I received an innocent-looking email with the subject line, "Can I get your current contact information?" I looked at the sender's address. Nope, that name and domain name didn't ring a bell. Logic told me that I should delete any e-mail from an unknown source asking for contact information. However...
Since I write for various publications, I often get mail from unknown sources, including readers who want to follow up on an article I've written. So I gave my mystery email a chance and opened it up. It turns out it was a request from a Plaxo user, asking me to update my personal contact information in his database.
Plaxo may be a helpful way for home users to keep track of contact information for their family members and friends. However, enterprise organisations are rightfully concerned about privacy issues, and they are telling their employees not to use Plaxo or other such services on the corporate network, and not to share company contact information.
Plaxo is a contact management application provided by the company of the same name. It is placed in the category of 'social networking' software, since two or more members of the service can easily keep up to date with each other. Similar services are offered by Orkut, Friendster and Ryze.
Uploading your private data
What enterprises find so offensive about Plaxo is that it automatically integrates with your Outlook address book and uploads the private contact data to a Plaxo server. The following statement, which is enough to give a privacy officer fits, is taken from the Plaxo Web site: "Plaxo 2.0 plugs directly in to Outlook or Outlook Express. Your existing contacts, calendar, tasks, and notes will be quickly backed up to the Plaxo Network and up-to-date - with no extra steps required! Not only will you have a secure backup of your vital information, you can access it from anywhere using Plaxo Online."

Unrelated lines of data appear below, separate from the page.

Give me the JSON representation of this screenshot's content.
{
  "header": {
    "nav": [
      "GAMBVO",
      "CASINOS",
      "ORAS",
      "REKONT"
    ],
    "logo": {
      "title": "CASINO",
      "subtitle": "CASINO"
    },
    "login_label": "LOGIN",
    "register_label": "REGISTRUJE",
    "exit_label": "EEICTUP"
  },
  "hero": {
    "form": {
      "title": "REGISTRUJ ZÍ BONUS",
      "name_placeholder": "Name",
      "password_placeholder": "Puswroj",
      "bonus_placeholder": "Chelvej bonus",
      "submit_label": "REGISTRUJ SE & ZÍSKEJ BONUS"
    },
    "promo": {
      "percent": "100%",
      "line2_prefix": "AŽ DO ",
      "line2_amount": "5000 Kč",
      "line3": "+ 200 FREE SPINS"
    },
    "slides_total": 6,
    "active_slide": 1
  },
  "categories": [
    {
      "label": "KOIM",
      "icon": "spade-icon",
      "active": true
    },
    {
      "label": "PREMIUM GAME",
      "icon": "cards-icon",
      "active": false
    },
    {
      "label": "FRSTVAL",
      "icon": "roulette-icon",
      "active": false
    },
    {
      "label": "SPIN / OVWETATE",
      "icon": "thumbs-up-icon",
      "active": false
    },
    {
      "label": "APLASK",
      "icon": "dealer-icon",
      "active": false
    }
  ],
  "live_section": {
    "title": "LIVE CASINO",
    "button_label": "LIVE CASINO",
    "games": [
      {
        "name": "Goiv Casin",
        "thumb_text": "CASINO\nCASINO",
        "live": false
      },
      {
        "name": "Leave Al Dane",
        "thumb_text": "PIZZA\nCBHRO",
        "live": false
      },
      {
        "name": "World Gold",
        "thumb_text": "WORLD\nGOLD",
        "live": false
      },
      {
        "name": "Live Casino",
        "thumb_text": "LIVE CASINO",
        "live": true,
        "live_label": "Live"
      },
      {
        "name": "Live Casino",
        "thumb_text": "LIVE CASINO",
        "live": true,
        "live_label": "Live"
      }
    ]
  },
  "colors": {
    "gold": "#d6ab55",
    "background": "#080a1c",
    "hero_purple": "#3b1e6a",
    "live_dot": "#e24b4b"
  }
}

Oh, man, your corporate privacy officer just had a cow over that statement. Any Plaxo user has just exposed his entire collection of contact names to the whims of the owners of the service.
If you haven't done so already, it's time to issue an alert to your employees that social networking services such as Plaxo and the others mentioned above are strictly prohibited on your corporate network. What's more, corporate data such as email addresses and telephone numbers must not be entered into the service. If these products are already in use, employees should stop using them immediately, inform the service that you wish to stop using it, and uninstall the software from company-owned PCs.
Linda Musthaler ([email protected]) is vice president of Currid & Company.